- Acupuncture: Acupuncture involves the insertion of thin needles into specific points on the body to stimulate nerves and promote healing. It has been used to treat a variety of conditions in dogs, including epilepsy.
- Herbal Remedies: Certain herbs, such as valerian and skullcap, have been used to reduce anxiety and tension in dogs with seizures. Milk thistle and oat straw are also commonly used to support liver and nervous system health in dogs with epilepsy.
- Dietary Changes: Some pet owners have reported success in reducing their dog’s seizures by switching to a raw or homemade diet, or by eliminating certain ingredients such as grains or dairy. However, it’s important to work with a veterinarian or veterinary nutritionist to ensure that the diet is nutritionally balanced and appropriate for your dog’s individual needs.
It’s important to note that alternative therapies should never be used as a substitute for medical treatment, and should always be used under the guidance of a veterinarian. While some alternative therapies may be helpful in reducing seizures and improving overall health and well-being, they may not work for every dog and may not be appropriate for dogs with certain health conditions or on certain medications.
Managing Epilepsy in Dogs
Epilepsy in dogs can be managed with the help of medications and lifestyle changes. The goal of treatment is to reduce the frequency and severity of seizures while minimizing the side effects of medication.
Two drugs are commonly used for the treatment of primary epilepsy in dogs; Phenobarbital and Imepitoin. Both drugs work by suppressing the abnormal electrical activity in the brain that causes seizures. Your veterinarian will prescribe the most appropriate medication based on your dog’s individual needs and medical history.
In addition to medication, there are several lifestyle changes that can help manage epilepsy in dogs:
- Regular exercise: Exercise can help reduce stress and anxiety, which can trigger seizures in some dogs. However, it is important to avoid over-exertion, which can also trigger seizures.
- Consistent routine: Keeping a consistent routine can help reduce stress and anxiety in dogs and may help prevent seizures.
- Reducing triggers: Identifying and reducing triggers that can cause seizures, such as loud noises or flashing lights, can help manage epilepsy in dogs.
- Dietary changes: Some dogs with epilepsy may benefit from a special diet that is low in carbohydrates and high in fat. This is known as a ketogenic diet and may help reduce the frequency and severity of seizures.
It is important to work closely with your veterinarian to develop an individualized treatment plan for your dog. Regular check-ups and monitoring of medication levels are also important to ensure that treatment is effective and side effects are minimized.
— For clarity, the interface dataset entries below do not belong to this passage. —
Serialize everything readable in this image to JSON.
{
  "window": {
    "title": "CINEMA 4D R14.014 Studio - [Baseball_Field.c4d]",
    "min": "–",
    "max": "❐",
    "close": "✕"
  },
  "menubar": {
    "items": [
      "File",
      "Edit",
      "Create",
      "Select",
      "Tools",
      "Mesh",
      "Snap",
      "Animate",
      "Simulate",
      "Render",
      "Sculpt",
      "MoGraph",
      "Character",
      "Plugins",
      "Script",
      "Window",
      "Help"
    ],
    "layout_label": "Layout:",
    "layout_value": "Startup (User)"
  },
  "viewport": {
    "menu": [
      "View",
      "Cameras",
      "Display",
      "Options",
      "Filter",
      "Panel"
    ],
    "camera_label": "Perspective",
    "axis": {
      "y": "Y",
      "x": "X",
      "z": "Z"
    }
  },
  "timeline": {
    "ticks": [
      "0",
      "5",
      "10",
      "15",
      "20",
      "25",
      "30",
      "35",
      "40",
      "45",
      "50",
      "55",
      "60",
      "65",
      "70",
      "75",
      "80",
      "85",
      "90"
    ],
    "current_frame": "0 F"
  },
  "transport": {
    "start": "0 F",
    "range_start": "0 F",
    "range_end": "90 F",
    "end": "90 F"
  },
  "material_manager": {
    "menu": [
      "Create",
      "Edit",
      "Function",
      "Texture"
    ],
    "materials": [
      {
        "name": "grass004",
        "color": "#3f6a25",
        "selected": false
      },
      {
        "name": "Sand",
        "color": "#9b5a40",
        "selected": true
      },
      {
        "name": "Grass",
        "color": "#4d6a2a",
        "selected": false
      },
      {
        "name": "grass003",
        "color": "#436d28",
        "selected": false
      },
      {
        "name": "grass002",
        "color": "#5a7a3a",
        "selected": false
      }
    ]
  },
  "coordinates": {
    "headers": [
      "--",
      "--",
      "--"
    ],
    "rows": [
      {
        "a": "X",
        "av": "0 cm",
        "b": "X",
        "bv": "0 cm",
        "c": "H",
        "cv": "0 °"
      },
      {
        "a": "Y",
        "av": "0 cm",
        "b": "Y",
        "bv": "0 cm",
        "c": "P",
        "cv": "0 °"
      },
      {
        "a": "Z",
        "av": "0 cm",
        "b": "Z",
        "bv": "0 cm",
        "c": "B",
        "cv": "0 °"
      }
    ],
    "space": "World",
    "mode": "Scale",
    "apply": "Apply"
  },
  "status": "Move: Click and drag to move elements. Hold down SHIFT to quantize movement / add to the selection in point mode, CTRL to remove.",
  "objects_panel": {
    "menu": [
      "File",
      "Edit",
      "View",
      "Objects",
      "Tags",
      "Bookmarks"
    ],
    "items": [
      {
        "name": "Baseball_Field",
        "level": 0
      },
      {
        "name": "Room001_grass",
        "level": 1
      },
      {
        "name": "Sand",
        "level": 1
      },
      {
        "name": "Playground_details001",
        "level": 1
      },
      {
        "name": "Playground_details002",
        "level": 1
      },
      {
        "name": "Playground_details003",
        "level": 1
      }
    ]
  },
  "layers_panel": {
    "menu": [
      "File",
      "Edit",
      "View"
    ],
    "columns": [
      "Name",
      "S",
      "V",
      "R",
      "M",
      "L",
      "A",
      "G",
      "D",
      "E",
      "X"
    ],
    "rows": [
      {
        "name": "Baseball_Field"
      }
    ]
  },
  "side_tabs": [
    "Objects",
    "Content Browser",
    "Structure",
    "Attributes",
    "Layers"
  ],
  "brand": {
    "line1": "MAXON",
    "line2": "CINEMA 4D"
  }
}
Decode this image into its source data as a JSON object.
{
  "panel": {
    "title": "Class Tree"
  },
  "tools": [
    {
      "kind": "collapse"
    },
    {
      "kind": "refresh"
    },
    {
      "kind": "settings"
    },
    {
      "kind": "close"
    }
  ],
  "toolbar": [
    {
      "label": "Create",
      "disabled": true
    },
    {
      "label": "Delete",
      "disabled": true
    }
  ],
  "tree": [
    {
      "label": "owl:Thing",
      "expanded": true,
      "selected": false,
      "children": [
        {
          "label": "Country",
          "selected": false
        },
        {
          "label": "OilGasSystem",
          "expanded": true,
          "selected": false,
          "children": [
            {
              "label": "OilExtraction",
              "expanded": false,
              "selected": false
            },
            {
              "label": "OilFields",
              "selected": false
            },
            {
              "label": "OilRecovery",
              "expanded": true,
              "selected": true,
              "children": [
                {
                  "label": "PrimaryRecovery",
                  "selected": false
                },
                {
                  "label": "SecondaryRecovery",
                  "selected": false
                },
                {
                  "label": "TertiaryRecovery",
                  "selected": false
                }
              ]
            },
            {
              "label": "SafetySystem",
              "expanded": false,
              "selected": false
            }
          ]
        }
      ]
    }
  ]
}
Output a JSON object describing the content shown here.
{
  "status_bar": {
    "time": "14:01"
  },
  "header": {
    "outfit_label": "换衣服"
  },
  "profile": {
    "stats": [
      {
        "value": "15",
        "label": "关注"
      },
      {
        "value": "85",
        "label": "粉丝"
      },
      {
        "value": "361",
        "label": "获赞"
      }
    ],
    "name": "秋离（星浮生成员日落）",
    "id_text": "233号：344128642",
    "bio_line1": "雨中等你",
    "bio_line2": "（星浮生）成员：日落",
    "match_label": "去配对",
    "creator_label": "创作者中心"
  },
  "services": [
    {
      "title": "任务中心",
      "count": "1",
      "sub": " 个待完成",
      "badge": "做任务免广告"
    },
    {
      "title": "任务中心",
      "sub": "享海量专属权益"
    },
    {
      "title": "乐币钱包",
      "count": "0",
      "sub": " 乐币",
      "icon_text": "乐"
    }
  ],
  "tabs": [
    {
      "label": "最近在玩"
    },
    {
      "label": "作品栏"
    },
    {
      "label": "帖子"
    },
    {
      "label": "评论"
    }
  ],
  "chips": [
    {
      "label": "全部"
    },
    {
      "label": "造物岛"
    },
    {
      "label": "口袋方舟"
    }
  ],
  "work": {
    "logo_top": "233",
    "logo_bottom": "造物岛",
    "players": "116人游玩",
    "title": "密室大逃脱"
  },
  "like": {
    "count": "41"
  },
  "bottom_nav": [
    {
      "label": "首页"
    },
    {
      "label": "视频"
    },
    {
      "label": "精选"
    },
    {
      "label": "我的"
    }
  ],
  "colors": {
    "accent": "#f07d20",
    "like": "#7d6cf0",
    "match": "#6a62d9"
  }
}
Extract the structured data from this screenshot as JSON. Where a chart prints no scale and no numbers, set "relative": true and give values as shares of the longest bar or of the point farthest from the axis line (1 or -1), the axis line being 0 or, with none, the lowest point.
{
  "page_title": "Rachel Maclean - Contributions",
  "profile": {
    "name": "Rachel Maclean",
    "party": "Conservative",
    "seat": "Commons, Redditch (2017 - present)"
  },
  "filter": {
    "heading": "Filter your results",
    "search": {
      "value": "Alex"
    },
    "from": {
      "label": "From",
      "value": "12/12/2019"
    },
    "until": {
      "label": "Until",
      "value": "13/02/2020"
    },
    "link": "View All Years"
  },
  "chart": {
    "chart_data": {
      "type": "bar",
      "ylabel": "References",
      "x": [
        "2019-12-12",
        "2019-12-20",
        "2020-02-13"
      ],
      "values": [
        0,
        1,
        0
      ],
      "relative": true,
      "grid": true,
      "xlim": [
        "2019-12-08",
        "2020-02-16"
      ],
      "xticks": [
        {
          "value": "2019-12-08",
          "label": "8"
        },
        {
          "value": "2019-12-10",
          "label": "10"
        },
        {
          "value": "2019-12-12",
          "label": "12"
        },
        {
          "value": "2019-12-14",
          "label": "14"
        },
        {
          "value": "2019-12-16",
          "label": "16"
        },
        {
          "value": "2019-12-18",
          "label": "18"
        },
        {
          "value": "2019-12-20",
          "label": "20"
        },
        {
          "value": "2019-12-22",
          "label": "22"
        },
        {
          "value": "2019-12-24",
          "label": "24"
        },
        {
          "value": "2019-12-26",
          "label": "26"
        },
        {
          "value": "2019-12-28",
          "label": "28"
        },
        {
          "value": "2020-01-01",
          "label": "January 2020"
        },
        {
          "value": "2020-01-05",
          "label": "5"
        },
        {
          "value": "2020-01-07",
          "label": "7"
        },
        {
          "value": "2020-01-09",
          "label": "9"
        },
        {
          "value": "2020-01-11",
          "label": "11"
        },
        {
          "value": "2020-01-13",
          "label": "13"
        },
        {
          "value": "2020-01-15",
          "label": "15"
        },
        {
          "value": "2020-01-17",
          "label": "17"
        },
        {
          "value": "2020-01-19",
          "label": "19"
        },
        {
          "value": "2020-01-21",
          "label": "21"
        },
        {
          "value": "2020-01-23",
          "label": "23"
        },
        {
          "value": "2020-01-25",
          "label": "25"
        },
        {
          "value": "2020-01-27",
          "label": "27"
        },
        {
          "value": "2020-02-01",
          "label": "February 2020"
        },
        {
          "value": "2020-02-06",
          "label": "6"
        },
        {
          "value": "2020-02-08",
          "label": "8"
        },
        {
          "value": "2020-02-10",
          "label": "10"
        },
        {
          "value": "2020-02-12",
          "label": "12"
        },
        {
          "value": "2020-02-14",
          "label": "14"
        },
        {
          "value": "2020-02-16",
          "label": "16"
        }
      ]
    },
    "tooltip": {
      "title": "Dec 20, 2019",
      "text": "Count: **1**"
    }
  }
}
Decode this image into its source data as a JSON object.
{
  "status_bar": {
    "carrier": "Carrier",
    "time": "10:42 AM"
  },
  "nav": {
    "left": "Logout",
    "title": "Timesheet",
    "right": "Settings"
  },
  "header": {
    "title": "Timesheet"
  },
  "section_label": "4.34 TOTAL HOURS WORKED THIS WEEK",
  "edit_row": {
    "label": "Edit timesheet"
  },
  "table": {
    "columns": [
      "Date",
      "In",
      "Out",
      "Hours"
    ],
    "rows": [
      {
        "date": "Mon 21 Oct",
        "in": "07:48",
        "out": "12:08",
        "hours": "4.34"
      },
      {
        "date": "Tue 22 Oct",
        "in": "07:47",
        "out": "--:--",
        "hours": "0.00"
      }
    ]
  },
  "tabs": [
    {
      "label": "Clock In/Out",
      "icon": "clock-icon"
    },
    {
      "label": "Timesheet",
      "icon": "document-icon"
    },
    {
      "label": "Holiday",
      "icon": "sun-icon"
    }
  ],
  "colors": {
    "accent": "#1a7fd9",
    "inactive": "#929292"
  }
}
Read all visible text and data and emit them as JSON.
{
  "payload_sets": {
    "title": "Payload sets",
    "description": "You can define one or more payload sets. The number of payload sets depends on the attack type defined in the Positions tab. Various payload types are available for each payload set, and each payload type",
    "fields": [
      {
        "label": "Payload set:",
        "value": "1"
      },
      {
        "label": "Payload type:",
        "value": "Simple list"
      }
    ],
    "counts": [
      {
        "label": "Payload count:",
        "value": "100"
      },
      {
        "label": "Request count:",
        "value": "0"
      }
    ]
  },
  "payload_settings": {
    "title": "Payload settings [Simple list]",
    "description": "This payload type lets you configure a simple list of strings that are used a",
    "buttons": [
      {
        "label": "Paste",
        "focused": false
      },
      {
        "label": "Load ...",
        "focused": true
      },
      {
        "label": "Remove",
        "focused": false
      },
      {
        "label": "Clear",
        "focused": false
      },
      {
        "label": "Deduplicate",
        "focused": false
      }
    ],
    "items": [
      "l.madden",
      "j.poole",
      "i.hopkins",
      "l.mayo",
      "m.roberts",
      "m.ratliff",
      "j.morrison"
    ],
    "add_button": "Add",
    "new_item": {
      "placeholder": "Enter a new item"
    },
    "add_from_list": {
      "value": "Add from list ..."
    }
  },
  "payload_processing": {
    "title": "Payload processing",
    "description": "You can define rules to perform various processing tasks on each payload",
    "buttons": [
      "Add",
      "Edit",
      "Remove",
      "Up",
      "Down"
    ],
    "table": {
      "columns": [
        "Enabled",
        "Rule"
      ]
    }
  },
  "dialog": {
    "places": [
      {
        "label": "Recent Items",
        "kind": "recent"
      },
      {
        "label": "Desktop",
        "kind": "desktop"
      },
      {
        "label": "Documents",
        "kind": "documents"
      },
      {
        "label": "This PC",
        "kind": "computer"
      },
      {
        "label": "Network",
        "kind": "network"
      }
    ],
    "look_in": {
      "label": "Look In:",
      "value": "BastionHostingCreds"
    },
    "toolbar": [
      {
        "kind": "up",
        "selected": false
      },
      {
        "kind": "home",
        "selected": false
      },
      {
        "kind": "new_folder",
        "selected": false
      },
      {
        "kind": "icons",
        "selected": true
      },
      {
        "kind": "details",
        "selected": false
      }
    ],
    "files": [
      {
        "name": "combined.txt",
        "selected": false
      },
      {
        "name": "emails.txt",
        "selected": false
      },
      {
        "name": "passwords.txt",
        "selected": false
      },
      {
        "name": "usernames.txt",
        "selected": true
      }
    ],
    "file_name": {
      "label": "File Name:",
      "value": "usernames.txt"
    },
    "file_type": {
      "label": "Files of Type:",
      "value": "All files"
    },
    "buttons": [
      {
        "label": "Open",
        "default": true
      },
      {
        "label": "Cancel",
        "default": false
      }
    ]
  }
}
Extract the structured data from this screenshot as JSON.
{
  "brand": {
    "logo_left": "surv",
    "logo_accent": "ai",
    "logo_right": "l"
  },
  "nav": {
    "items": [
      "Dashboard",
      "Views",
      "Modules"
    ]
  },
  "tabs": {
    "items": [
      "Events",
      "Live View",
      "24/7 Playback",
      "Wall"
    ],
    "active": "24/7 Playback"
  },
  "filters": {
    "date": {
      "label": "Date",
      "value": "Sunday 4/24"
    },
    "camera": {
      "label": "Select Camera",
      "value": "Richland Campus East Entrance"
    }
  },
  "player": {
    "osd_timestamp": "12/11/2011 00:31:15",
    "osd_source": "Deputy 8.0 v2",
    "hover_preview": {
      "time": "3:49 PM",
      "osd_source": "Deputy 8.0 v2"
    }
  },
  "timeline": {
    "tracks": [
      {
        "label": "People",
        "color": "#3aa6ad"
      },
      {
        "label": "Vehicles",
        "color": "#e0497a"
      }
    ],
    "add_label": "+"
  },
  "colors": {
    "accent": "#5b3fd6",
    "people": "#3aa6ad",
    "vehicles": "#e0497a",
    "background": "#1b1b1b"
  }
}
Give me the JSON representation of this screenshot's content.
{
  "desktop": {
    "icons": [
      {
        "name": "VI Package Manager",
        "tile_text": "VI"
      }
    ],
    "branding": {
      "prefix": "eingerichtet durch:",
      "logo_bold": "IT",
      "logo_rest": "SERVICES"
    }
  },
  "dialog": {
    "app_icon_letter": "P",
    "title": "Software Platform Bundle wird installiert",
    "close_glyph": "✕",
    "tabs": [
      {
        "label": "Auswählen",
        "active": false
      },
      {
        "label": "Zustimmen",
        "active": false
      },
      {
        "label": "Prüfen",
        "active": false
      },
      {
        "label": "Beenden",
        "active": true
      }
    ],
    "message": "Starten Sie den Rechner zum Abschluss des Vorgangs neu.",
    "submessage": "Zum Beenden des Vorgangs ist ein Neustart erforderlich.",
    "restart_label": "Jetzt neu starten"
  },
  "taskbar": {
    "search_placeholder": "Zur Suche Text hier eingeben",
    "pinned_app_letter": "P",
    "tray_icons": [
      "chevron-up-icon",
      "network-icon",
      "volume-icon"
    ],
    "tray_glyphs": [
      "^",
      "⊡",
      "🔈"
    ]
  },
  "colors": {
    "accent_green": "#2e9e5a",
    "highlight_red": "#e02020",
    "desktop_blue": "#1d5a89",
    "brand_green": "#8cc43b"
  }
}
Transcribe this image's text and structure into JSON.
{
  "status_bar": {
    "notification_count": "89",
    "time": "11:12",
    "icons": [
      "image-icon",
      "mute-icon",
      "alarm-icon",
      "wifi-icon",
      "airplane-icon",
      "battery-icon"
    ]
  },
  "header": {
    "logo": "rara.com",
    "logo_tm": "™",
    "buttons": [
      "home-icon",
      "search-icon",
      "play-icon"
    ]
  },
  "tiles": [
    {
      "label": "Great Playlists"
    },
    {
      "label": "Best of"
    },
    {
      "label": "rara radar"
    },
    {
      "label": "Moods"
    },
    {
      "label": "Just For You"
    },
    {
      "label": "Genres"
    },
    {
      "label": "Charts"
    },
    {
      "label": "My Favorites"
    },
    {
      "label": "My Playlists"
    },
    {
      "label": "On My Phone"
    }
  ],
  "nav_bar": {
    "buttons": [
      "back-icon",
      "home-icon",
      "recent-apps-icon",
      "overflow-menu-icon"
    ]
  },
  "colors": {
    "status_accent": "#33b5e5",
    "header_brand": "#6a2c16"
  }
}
Canine epilepsy is a serious condition that can significantly impact a dog’s quality of life. Fortunately, there are a variety of treatment options available that can help reduce seizure frequency and improve overall well-being.
Based on the search results, oral phenobarbital, imepitoin, potassium bromide, and levetiracetam are some of the most effective medications for treating canine epilepsy. However, it is important to work closely with a veterinarian to determine the best treatment plan for each individual dog, as different medications may be more effective for different dogs.
In addition to medication, there are other treatments that may be helpful in managing canine epilepsy. These may include dietary changes, supplements, and alternative therapies such as acupuncture or chiropractic care. However, it is important to note that these treatments should only be used in conjunction with medication, not as a replacement for it.
If your dog has been diagnosed with epilepsy, it is important to work closely with your veterinarian to develop a comprehensive treatment plan that takes into account your dog’s individual needs and medical history. With the right treatment, many dogs with epilepsy are able to live happy, healthy lives.